3 Emotions That Make Up Every Loved One's Journey By Heather Adams



Supporting someone you love through addiction and, hopefully, recovery is a long and involved process. Along the way, you will experience various emotions that are all natural and understandable in this kind of situation. In fact, you could feel several of them on any given day or sometimes all at the same time. During these difficult moments, it is essential that we are able to acknowledge and accept the emotions that come. Here are three of the most common emotions you may experience as you walk alongside a loved one in their addiction and recovery journey as well as tips on how you can healthily process your own experience. 1. Anger It is normal to feel angry at the addicted person, ourselves, the situation itself, and even the entire universe. Looking for someone to blame is often an attempt to make sense of an awful situation. We want to figure out who was at fault and to confront them. The trouble comes when we let ourselves vent and act out while still angry. This emotion can be destructive, but the good news is it can also be a form of motivation for us to improve our situation by claiming our personal boundaries and beliefs. How to Deal: The key to handling anger is to let it all out! Of course, we need to do so without hurting ourselves, others or anything we care about. So if you’re mad and you feel like throwing something, do it—just aim at a wall or go outside. A NERF or some other soft ball offers a physical release without causing any damage. You can use some of that pent up energy to toss a Frisbee, a NERF or soft item. Yell and scream all you want, but make an effort to do it in a room by yourself. This will give you a physical release without causing any damage you might regret later. Take caution, however, when anger turns into rage. This is when you know it’s time to step away and seek out extra support. 2. Grief As we watch a loved one battle addiction, a sense of great sadness can well up inside us. Memories of how the person was before the problems spring to mind, as well as a longing to return to those days. Those feelings can be intense, and we can end up dwelling on them for too long. Instead, we want to go through a healthy grieving process. This involves sorting through past events and then releasing them in order to move on. The challenge, however, is to be able to go through the intensity of reliving an experience without getting too caught up in it. How to Deal: In order grieve effectively we have to be grounded in the present. Don’t be afraid to ask trusted friends and family to help provide “reality checks” for you when you need them. As you retrain your mind to be more positive and proactive, you must first become aware of your everyday language.
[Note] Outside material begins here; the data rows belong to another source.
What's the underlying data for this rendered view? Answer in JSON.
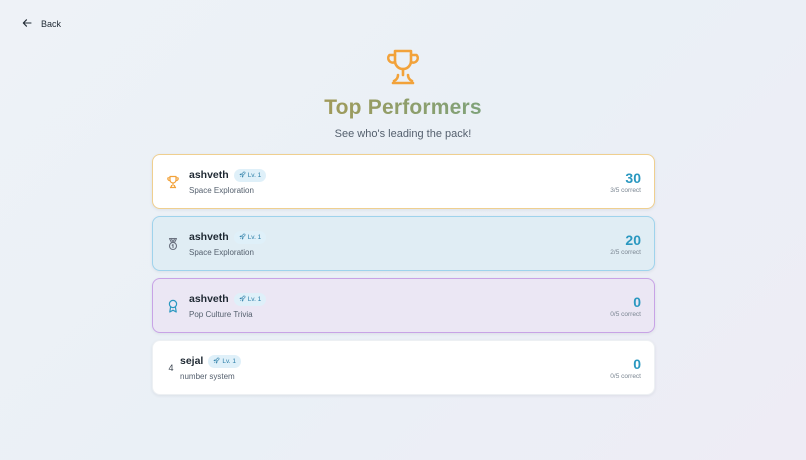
{
  "nav": {
    "back_label": "Back",
    "back_icon": "arrow-left-icon"
  },
  "hero": {
    "icon": "trophy-icon",
    "title": "Top Performers",
    "subtitle": "See who's leading the pack!"
  },
  "colors": {
    "gold": "#f2a23a",
    "silver": "#6b7280",
    "bronze": "#2a98c0",
    "score": "#2a98c0",
    "badge_text": "#2d7fa8"
  },
  "leaderboard": [
    {
      "rank_icon": "trophy-icon",
      "name": "ashveth",
      "level": "Lv. 1",
      "topic": "Space Exploration",
      "score": "30",
      "correct": "3/5 correct"
    },
    {
      "rank_icon": "medal-icon",
      "name": "ashveth",
      "level": "Lv. 1",
      "topic": "Space Exploration",
      "score": "20",
      "correct": "2/5 correct"
    },
    {
      "rank_icon": "award-ribbon-icon",
      "name": "ashveth",
      "level": "Lv. 1",
      "topic": "Pop Culture Trivia",
      "score": "0",
      "correct": "0/5 correct"
    },
    {
      "rank": "4",
      "name": "sejal",
      "level": "Lv. 1",
      "topic": "number system",
      "score": "0",
      "correct": "0/5 correct"
    }
  ]
}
Catch yourself when you think about saying things like, “I remember when…” or “I wish we could just go back to…” Recognize the memories have value, but accept that you can’t go back in time. What you can do is put your energy into moving forward. Decide what lessons you've learned that can help you now and as you go on. Write out a list of dreams for yourself and your loved one, breaking each down into specific goals and steps. Whether you accomplish them all or not, spending time on them brings you out of the past and stirs up hope for better times ahead. 3. Guilt None want to see our loved ones hurting, but we can’t take that notion too far and take full responsibility for someone else. If we do, we’ll start to see ourselves as the cause of the problem and feel compelled to “fix” everything. And when we realize we can’t, we feel like we’ve failed. Other times, it's the people around us who say things to trigger guilt. A simple offhand remark or negative judgment can add to our self-condemnation. How to Deal: Handling guilt can be tricky, because it can hit us from two sources - our own thoughts, and from others. There is also the issue of “good” guilt, which helps us to grow versus “bad” guilt that leaves us wallowing. In order to escape the destructive cycle of a guilty mindset, we need to be able to tell the difference. One of the best ways to dispel guilty feelings is with a good dose of honesty. Take time to write down every specific situation or event you feel guilty about. Then, either alone or with someone’s help, look at each and ask the question, “Is this really my fault?” If you decide that you are at fault or at least have a part to play, then confessing and asking for forgiveness from another might be the right thing to do. If that’s not possible for whatever reason, do the steps on your own. You’ll find out the truth of the phrase “confession is good for the soul.” It may also be that you discover you’ve been carrying around a burden that was never really yours. After all, other people make their own decisions along the way, too. Letting go of unnecessary guilt lightens your load, and frees up your energy as you move forward. Feeling and expressing your emotions is a challenging process, but they’ll give you a greater sense of self-worth and an improved outlook on the future. Most importantly, you don’t have to do all of the work alone. Seeking guidance from a professional doesn’t make you weak. Rather, it shows your determination to be the best you can be as you tread along yours and your loved one’s journey.